> [What the task requires]
Every line holding the string "help" should be copied out of the listing.

> [Data]
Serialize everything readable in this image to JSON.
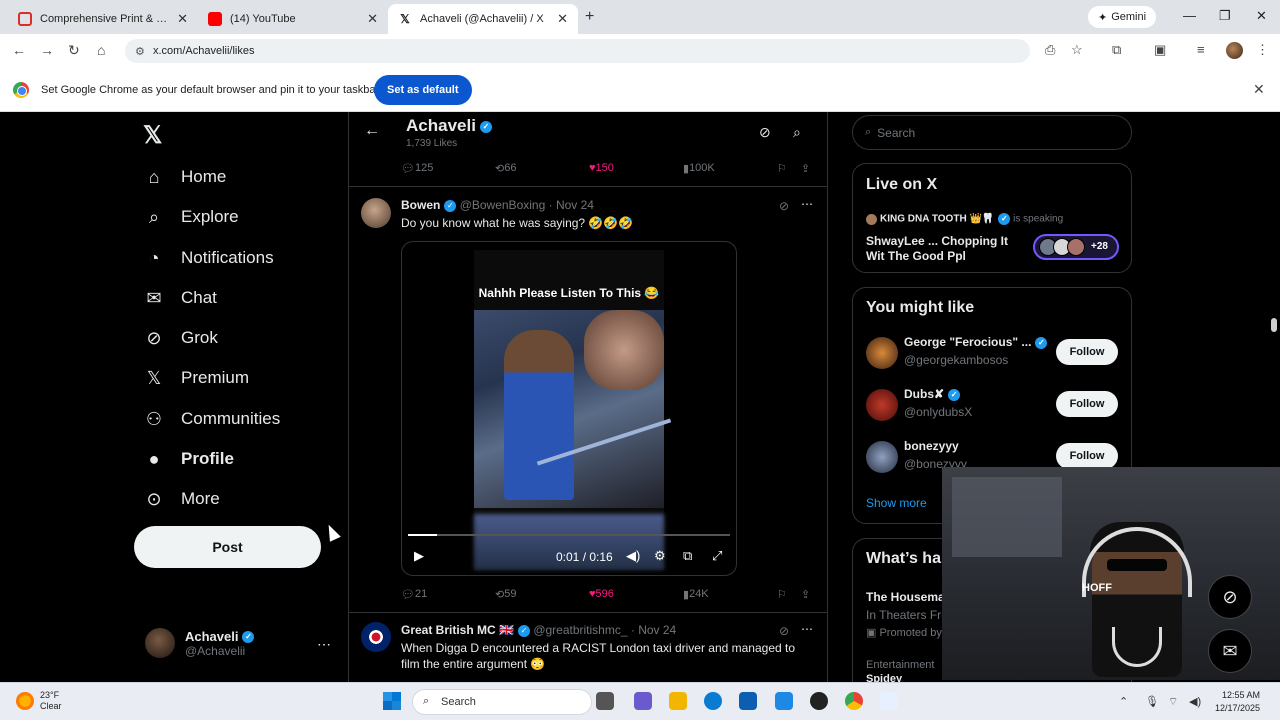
{
  "browser": {
    "tabs": [
      {
        "title": "Comprehensive Print & Marketing",
        "favicon_color": "#d93025"
      },
      {
        "title": "(14) YouTube",
        "favicon_color": "#ff0000"
      },
      {
        "title": "Achaveli (@Achavelii) / X",
        "favicon_color": "#000000",
        "active": true
      }
    ],
    "gemini_label": "Gemini",
    "url": "x.com/Achavelii/likes",
    "banner": {
      "message": "Set Google Chrome as your default browser and pin it to your taskbar",
      "button": "Set as default"
    }
  },
  "sidebar": {
    "logo": "𝕏",
    "items": [
      {
        "label": "Home",
        "icon": "home-icon",
        "glyph": "⌂"
      },
      {
        "label": "Explore",
        "icon": "search-icon",
        "glyph": "⌕"
      },
      {
        "label": "Notifications",
        "icon": "bell-icon",
        "glyph": "🔔"
      },
      {
        "label": "Chat",
        "icon": "mail-icon",
        "glyph": "✉"
      },
      {
        "label": "Grok",
        "icon": "grok-icon",
        "glyph": "⊘"
      },
      {
        "label": "Premium",
        "icon": "x-premium-icon",
        "glyph": "𝕏"
      },
      {
        "label": "Communities",
        "icon": "communities-icon",
        "glyph": "👥"
      },
      {
        "label": "Profile",
        "icon": "person-icon",
        "glyph": "👤"
      },
      {
        "label": "More",
        "icon": "more-icon",
        "glyph": "⋯"
      }
    ],
    "post_button": "Post",
    "account": {
      "name": "Achaveli",
      "handle": "@Achavelii"
    }
  },
  "profile_header": {
    "name": "Achaveli",
    "likes_count": "1,739 Likes"
  },
  "top_actions": {
    "replies": "125",
    "reposts": "66",
    "likes": "150",
    "views": "100K"
  },
  "tweets": [
    {
      "name": "Bowen",
      "handle": "@BowenBoxing",
      "date": "· Nov 24",
      "text": "Do you know what he was saying? 🤣🤣🤣",
      "video": {
        "caption": "Nahhh Please Listen To This 😂",
        "time": "0:01 / 0:16",
        "progress": 0.09
      },
      "actions": {
        "replies": "21",
        "reposts": "59",
        "likes": "596",
        "views": "24K"
      }
    },
    {
      "name": "Great British MC 🇬🇧",
      "handle": "@greatbritishmc_",
      "date": "· Nov 24",
      "text": "When Digga D encountered a RACIST London taxi driver and managed to film the entire argument 😳"
    }
  ],
  "right": {
    "search_placeholder": "Search",
    "live": {
      "title": "Live on X",
      "host": "KING DNA TOOTH 👑🦷",
      "speaking": "is speaking",
      "space_title": "ShwayLee ... Chopping It Wit The Good Ppl",
      "listeners": "+28"
    },
    "might_like": {
      "title": "You might like",
      "users": [
        {
          "name": "George \"Ferocious\" ...",
          "handle": "@georgekambosos",
          "follow": "Follow"
        },
        {
          "name": "Dubs✘",
          "handle": "@onlydubsX",
          "follow": "Follow"
        },
        {
          "name": "bonezyyy",
          "handle": "@bonezyyy",
          "follow": "Follow"
        }
      ],
      "show_more": "Show more"
    },
    "happening": {
      "title": "What’s happening",
      "item_title": "The Housemaid",
      "item_sub": "In Theaters Friday",
      "item_promo": "Promoted by",
      "next_category": "Entertainment",
      "next_title": "Spidey"
    }
  },
  "webcam": {
    "shirt_text": "HOFF"
  },
  "taskbar": {
    "temp": "23°F",
    "condition": "Clear",
    "search": "Search",
    "time": "12:55 AM",
    "date": "12/17/2025"
  }
}
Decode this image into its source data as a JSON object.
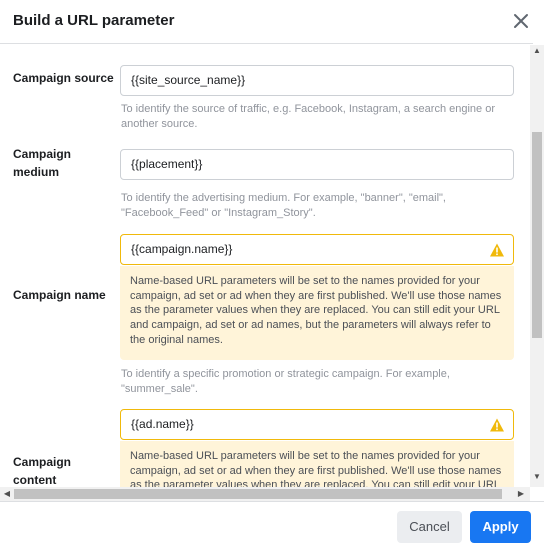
{
  "dialog": {
    "title": "Build a URL parameter",
    "close_icon": "close-icon"
  },
  "fields": {
    "campaign_source": {
      "label": "Campaign source",
      "value": "{{site_source_name}}",
      "help": "To identify the source of traffic, e.g. Facebook, Instagram, a search engine or another source."
    },
    "campaign_medium": {
      "label": "Campaign medium",
      "value": "{{placement}}",
      "help": "To identify the advertising medium. For example, \"banner\", \"email\", \"Facebook_Feed\" or \"Instagram_Story\"."
    },
    "campaign_name": {
      "label": "Campaign name",
      "value": "{{campaign.name}}",
      "warning": "Name-based URL parameters will be set to the names provided for your campaign, ad set or ad when they are first published. We'll use those names as the parameter values when they are replaced. You can still edit your URL and campaign, ad set or ad names, but the parameters will always refer to the original names.",
      "help": "To identify a specific promotion or strategic campaign. For example, \"summer_sale\"."
    },
    "campaign_content": {
      "label": "Campaign content",
      "value": "{{ad.name}}",
      "warning": "Name-based URL parameters will be set to the names provided for your campaign, ad set or ad when they are first published. We'll use those names as the parameter values when they are replaced. You can still edit your URL and campaign, ad set or ad names, but the parameters will always refer to the original names."
    }
  },
  "footer": {
    "cancel_label": "Cancel",
    "apply_label": "Apply"
  },
  "colors": {
    "accent": "#1877f2",
    "warning_border": "#f0b90b",
    "warning_bg": "#fff4d9"
  }
}
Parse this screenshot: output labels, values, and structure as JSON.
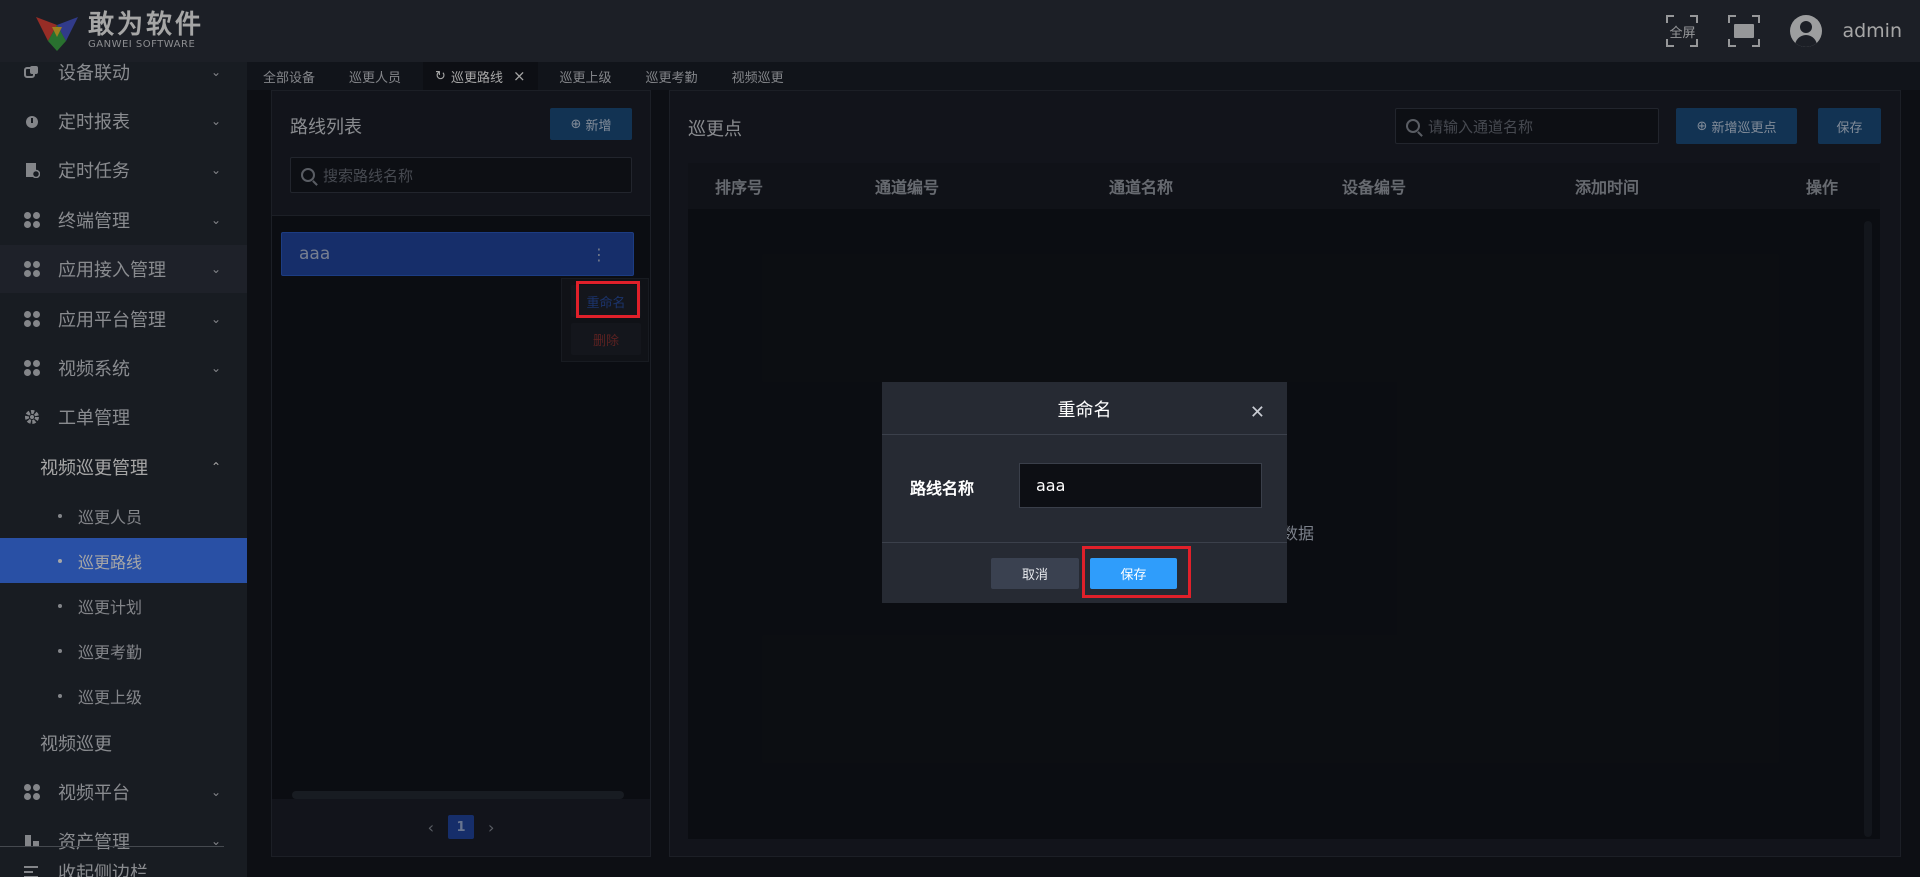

> [Result]
      "help": "To identify the source of traffic, e.g. Facebook, Instagram, a search engine or another source."
      "help": "To identify the advertising medium. For example, \"banner\", \"email\", \"Facebook_Feed\" or \"Instagram_Story\"."
      "help": "To identify a specific promotion or strategic campaign. For example, \"summer_sale\"."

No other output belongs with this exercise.